No, HVAC air filters are different in quality and measurements, and some have specs that others don't. In most cases we suggest using the filter your HVAC manufacturer suggests pairing with your unit.
All filters are assigned MERV ratings, which go from 1–20. MERV is short for minimum efficiency reporting value.
A higher ranking means the filter can catch smaller substances. This sounds great, but a filter that catches finer dust can become obstructed faster, increasing pressure on your equipment. If your system isn’t created to function with this type of filter, it might lower airflow and cause other troubles.
Unless you are in a medical center, you probably don’t need a MERV level higher than 13. In fact, many residential HVAC units are specifically engineered to operate with a filter with a MERV level below 13. Sometimes you will learn that good systems have been made to run with a MERV ranking of 8 or 11.
All filters with a MERV level of 5 should catch the majority of the common nuisances, including pollen, pet dander and dust. Some filters say they can stop mold spores, but we suggest having a professional eliminate mold as opposed to trying to mask the trouble with a filter.
Often the packaging indicates how regularly your filter should be exchanged. In our experience, the accordion-style filters last longer, and are worth the additional cost.
Filters are made from different materials, with disposable fiberglass filters being standard. Polyester and pleated filters trap more dirt but may decrease your unit’s airflow. Then there are HEPA (high efficiency particulate air) filters.

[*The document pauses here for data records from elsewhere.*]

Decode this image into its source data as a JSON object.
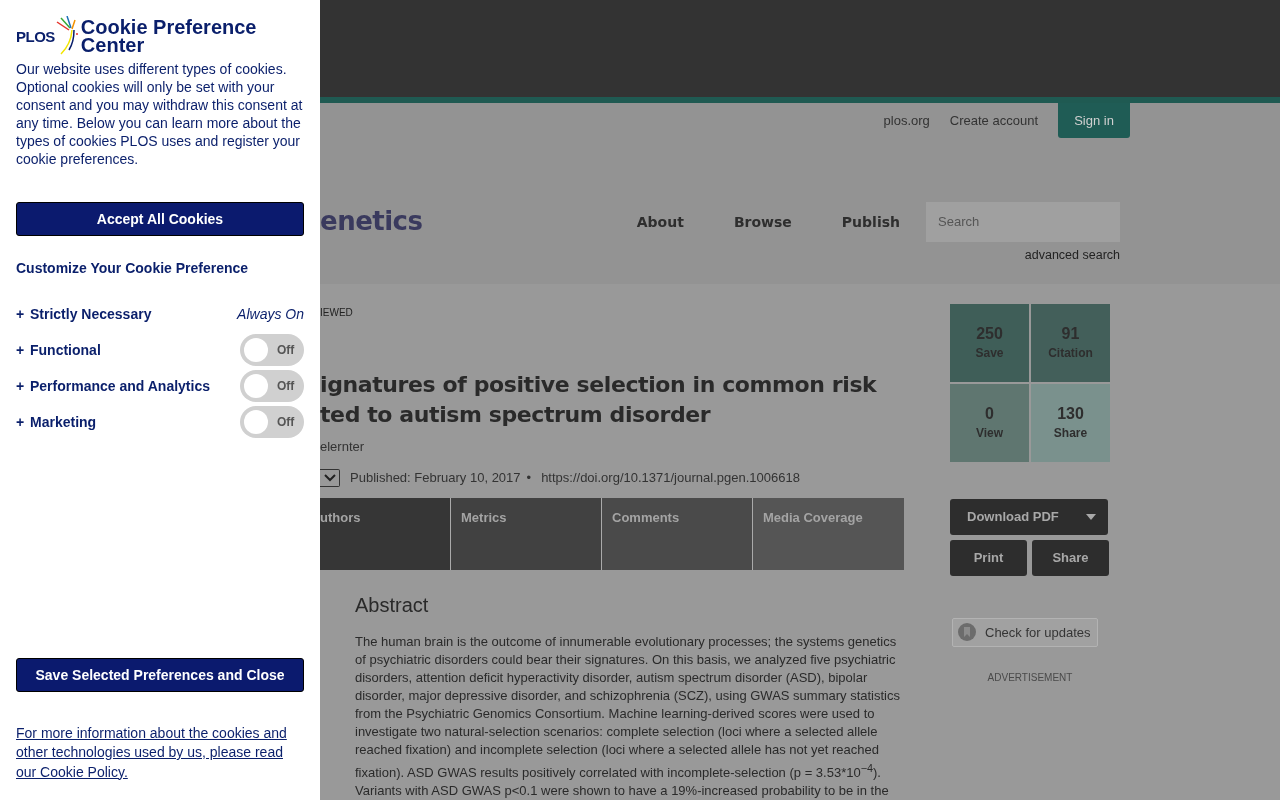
{
  "cookie_panel": {
    "logo_text": "PLOS",
    "title": "Cookie Preference Center",
    "description": "Our website uses different types of cookies. Optional cookies will only be set with your consent and you may withdraw this consent at any time. Below you can learn more about the types of cookies PLOS uses and register your cookie preferences.",
    "accept_button": "Accept All Cookies",
    "customize_heading": "Customize Your Cookie Preference",
    "categories": [
      {
        "expander": "+",
        "label": "Strictly Necessary",
        "kind": "always",
        "status": "Always On"
      },
      {
        "expander": "+",
        "label": "Functional",
        "kind": "toggle",
        "on": false,
        "status": "Off"
      },
      {
        "expander": "+",
        "label": "Performance and Analytics",
        "kind": "toggle",
        "on": false,
        "status": "Off"
      },
      {
        "expander": "+",
        "label": "Marketing",
        "kind": "toggle",
        "on": false,
        "status": "Off"
      }
    ],
    "save_button": "Save Selected Preferences and Close",
    "policy_link": "For more information about the cookies and other technologies used by us, please read our Cookie Policy."
  },
  "page": {
    "top_links": [
      "plos.org",
      "Create account"
    ],
    "sign_in": "Sign in",
    "journal_logo": "enetics",
    "nav": [
      "About",
      "Browse",
      "Publish"
    ],
    "search": {
      "placeholder": "Search"
    },
    "advanced_search": "advanced search",
    "article": {
      "badge": "IEWED",
      "title_lines": [
        "ignatures of positive selection in common risk",
        "ted to autism spectrum disorder"
      ],
      "authors": "elernter",
      "published": "Published: February 10, 2017",
      "separator": "•",
      "doi": "https://doi.org/10.1371/journal.pgen.1006618",
      "tabs": [
        "uthors",
        "Metrics",
        "Comments",
        "Media Coverage"
      ],
      "abstract_heading": "Abstract",
      "abstract": "The human brain is the outcome of innumerable evolutionary processes; the systems genetics of psychiatric disorders could bear their signatures. On this basis, we analyzed five psychiatric disorders, attention deficit hyperactivity disorder, autism spectrum disorder (ASD), bipolar disorder, major depressive disorder, and schizophrenia (SCZ), using GWAS summary statistics from the Psychiatric Genomics Consortium. Machine learning-derived scores were used to investigate two natural-selection scenarios: complete selection (loci where a selected allele reached fixation) and incomplete selection (loci where a selected allele has not yet reached fixation). ASD GWAS results positively correlated with incomplete-selection (p = 3.53*10$^{−4}$). Variants with ASD GWAS p<0.1 were shown to have a 19%-increased probability to be in the"
    },
    "metrics": [
      {
        "value": "250",
        "label": "Save"
      },
      {
        "value": "91",
        "label": "Citation"
      },
      {
        "value": "0",
        "label": "View"
      },
      {
        "value": "130",
        "label": "Share"
      }
    ],
    "download_button": "Download PDF",
    "print_button": "Print",
    "share_button": "Share",
    "check_updates": "Check for updates",
    "advertisement": "ADVERTISEMENT"
  }
}
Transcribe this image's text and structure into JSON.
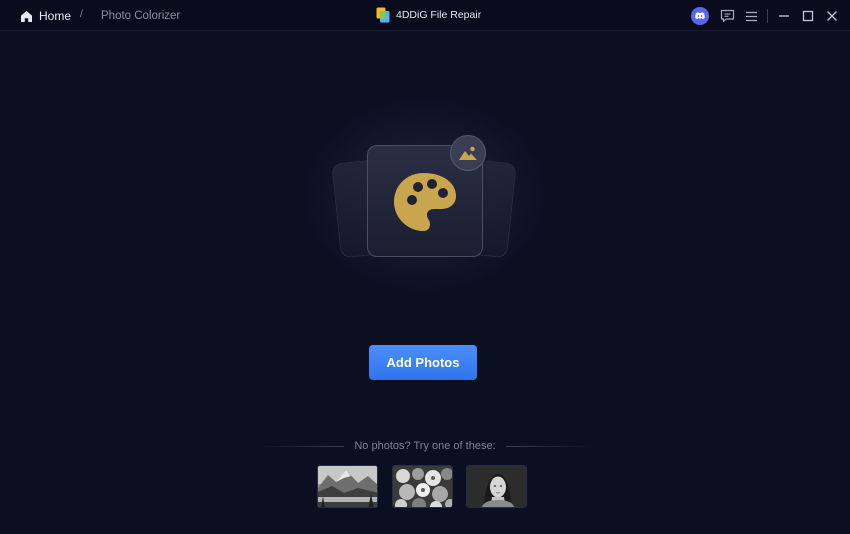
{
  "titlebar": {
    "home_label": "Home",
    "separator": "/",
    "current_page": "Photo Colorizer",
    "app_title": "4DDiG File Repair"
  },
  "main": {
    "add_button_label": "Add Photos",
    "samples_label": "No photos? Try one of these:"
  },
  "samples": [
    {
      "name": "landscape-sample"
    },
    {
      "name": "flowers-sample"
    },
    {
      "name": "portrait-sample"
    }
  ],
  "colors": {
    "background": "#0c0e22",
    "accent": "#3a7cf2",
    "palette_gold": "#c9a54d",
    "discord": "#5865f2"
  },
  "icons": [
    "home-icon",
    "app-logo-icon",
    "discord-icon",
    "feedback-icon",
    "menu-icon",
    "minimize-icon",
    "maximize-icon",
    "close-icon",
    "palette-icon",
    "image-badge-icon"
  ]
}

While you might tempted to use a HEPA filter, keep in mind that's like installing a MERV 16 filter in your HVAC system. It’s extremely unrealistic your unit was designed to run with kind of resistance. If you’re concerned about indoor air quality in Denver, think over installing a HEPA-grade air filtration system. This equipment works in tandem with your HVAC system.